Ni Hua-Ching

Spiritual cultivation does not come for free; it must be earned.

The people of good-will who seek to give meaning to their lives by following a path of personal growth are often confused as to where this path lies.

And yet, we all have within ourselves all the knowledge we need to change our lives. We have had it for thousands of years, from back when the human mind was less complex and could directly communicate with the unseen part of the universe.

This knowledge—the most precious Humanity has within its grasp—has been carefully preserved and rounded out over the centuries.

Most fortunate for the rest of human history that this knowledge is now available to everyone, thanks to the globalization of human experience in almost every domain.

The story of the life journey of Ni Hua-Ching, a modern sage, is a remarkable example of this.

Ni Hua-Ching was born into a highly spiritual family. His parents were highly accomplished individuals who taught him the basic principles of the Tao. His father, a Tao master and teacher, was also a respected and devoted doctor who carried on the legacy of his family, which has been practicing traditional Chinese medicine for thirty-eight generations.

Master Ni is heir to the wisdom transmitted through 74 generations of Tao masters—an unbroken lineage dating back two centuries before our era.

He began his training at the age of 10 and for the next 31 years studied in the mountains of China, the cradle of the tradition. It was there that he acquired and mastered the scientific, technical and transcendent aspects of Tao learning in all its richness.

He said that he learned a great deal by confronting life’s difficulties.

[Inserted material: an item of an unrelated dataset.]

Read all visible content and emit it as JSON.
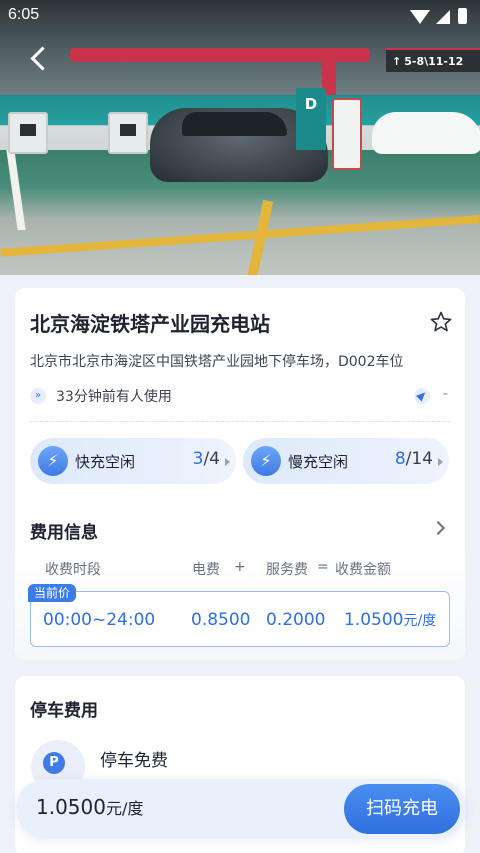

It was upon settling in Taiwan that he began his teaching career, at the same time practicing medicine and martial arts and authoring approximately 50 works in Chinese.

However he never asserted a great deal about himself, claiming that his own simple existence was not of particular interest.

Ni Hua-Ching moved to California in 1976. It is there that he wrote his many works (over 70 to date) in English, drawing from his courses and conferences.

He said of himself,” I was not particularly gifted or encouraged. What I have achieved is through hard work and a challenging life. I have dedicated my life to supporting people who come through hardship and grow through diligent learning. This is my personal offering to all my friends.”

His two sons have followed in his footsteps—teaching, healing and writing.

His teachings


Raised in the most complete form of the tradition, Master Ni nonetheless distinguishes his teachings from popular Taoism, which is a folk religion.

His teachings may appear different from conventional Taoism because he does not seek to preach nor convert but rather to offer what this path has to offer the modern world.

Thus his teachings might they seem unusual—different from those of other Tao masters. They are not presented as dogmatically Taoist, or as institutionalized practice, but rather as the path suited to the needs of the modern world. He simply calls it the way that is complete, “The Integral Way”.

While this path can stand alone, independent of reference to any other doctrine, Master Ni nonetheless gives us the cultural background from which this knowledge is derived.

His contribution has been to make available the precious ancient wisdom, delivering it as information that is easily absorbable and comprehensible. The old scriptures, based on analogical thought processes quite different from our own, are written using symbols, images and references that are quite foreign to us. Some are actually written in code. For all of these reasons, the task of deciphering them up is best left to the specialists, though it is doubtful that they themselves entirely understand their meaning. It is even difficult for Chinese scholars.

We must be grateful for Master Ni’s part in making this priceless knowledge available to all of us in all of its complex subtlety, and uniting the ancient and modern worlds.

We owe to him, among other things, his masterly elucidation of the writings of Lao Tzu; in this version the words—not a stiff, lifeless translation—truly speak to us.

His luminous presentation of the I Ching: The Book of Changes stands among his most monumental works.

When he addresses us he speaks to us as individuals, to help us through our hardships and offer us insight for our journey. Reading Master Ni may not be very different than talking to Lao Tzu himself.